Content starts
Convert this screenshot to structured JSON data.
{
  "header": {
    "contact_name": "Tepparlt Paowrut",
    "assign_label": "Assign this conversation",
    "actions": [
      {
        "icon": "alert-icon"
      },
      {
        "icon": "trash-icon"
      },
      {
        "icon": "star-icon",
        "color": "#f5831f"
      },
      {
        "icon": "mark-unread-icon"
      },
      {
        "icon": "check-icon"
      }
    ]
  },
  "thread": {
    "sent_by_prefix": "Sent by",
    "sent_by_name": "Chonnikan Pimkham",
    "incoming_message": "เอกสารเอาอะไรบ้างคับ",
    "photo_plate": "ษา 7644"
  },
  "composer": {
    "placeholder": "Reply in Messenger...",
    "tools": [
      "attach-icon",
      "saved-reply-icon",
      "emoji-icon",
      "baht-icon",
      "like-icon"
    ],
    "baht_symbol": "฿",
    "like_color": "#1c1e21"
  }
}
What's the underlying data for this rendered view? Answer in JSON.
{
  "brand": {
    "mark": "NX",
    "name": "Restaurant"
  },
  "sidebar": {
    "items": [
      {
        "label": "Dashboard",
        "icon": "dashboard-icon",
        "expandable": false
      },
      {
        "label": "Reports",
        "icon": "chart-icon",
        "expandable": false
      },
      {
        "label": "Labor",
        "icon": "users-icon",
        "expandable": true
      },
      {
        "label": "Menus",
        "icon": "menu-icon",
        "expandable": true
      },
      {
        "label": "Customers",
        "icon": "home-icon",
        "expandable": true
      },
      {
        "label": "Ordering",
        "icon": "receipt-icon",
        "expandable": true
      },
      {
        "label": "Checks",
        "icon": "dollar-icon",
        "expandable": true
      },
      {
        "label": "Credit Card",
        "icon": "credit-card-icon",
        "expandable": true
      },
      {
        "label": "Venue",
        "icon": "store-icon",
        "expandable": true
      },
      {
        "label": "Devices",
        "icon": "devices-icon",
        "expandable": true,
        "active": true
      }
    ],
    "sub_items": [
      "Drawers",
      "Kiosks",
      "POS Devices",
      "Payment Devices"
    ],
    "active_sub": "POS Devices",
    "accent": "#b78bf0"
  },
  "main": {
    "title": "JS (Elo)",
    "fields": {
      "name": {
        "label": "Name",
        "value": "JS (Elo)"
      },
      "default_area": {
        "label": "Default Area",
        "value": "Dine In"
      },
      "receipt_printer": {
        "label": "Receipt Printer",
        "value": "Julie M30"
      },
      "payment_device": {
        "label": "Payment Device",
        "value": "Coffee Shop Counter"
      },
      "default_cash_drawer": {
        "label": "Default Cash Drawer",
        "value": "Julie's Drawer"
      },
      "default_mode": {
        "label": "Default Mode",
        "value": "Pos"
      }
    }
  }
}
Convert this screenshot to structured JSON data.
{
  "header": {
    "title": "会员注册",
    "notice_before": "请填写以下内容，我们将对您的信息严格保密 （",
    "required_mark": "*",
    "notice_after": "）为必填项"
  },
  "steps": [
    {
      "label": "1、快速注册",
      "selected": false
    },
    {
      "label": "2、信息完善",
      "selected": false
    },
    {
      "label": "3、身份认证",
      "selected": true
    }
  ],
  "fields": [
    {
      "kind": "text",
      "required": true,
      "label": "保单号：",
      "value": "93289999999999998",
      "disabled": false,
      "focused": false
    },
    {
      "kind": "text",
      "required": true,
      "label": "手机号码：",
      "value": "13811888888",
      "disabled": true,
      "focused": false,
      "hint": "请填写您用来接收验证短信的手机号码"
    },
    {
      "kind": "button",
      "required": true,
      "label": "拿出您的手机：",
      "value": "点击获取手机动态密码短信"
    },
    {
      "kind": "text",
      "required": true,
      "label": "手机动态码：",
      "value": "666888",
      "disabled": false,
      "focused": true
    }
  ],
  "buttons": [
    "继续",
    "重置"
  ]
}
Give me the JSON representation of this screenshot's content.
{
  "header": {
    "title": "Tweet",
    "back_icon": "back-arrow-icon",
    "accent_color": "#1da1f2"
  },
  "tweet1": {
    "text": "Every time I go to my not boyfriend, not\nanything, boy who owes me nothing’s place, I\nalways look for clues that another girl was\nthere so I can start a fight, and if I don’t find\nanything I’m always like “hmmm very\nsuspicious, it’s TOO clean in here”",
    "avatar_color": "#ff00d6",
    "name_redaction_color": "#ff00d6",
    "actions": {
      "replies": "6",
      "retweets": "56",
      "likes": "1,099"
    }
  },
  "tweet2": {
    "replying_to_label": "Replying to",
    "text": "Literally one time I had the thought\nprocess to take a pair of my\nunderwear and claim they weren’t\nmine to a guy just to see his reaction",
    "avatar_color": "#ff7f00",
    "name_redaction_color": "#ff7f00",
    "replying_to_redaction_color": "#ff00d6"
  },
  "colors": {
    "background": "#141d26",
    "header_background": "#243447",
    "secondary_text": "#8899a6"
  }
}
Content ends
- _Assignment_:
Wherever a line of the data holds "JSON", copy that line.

- _Exercise result_:
Convert this screenshot to structured JSON data.
What's the underlying data for this rendered view? Answer in JSON.
Convert this screenshot to structured JSON data.
Give me the JSON representation of this screenshot's content.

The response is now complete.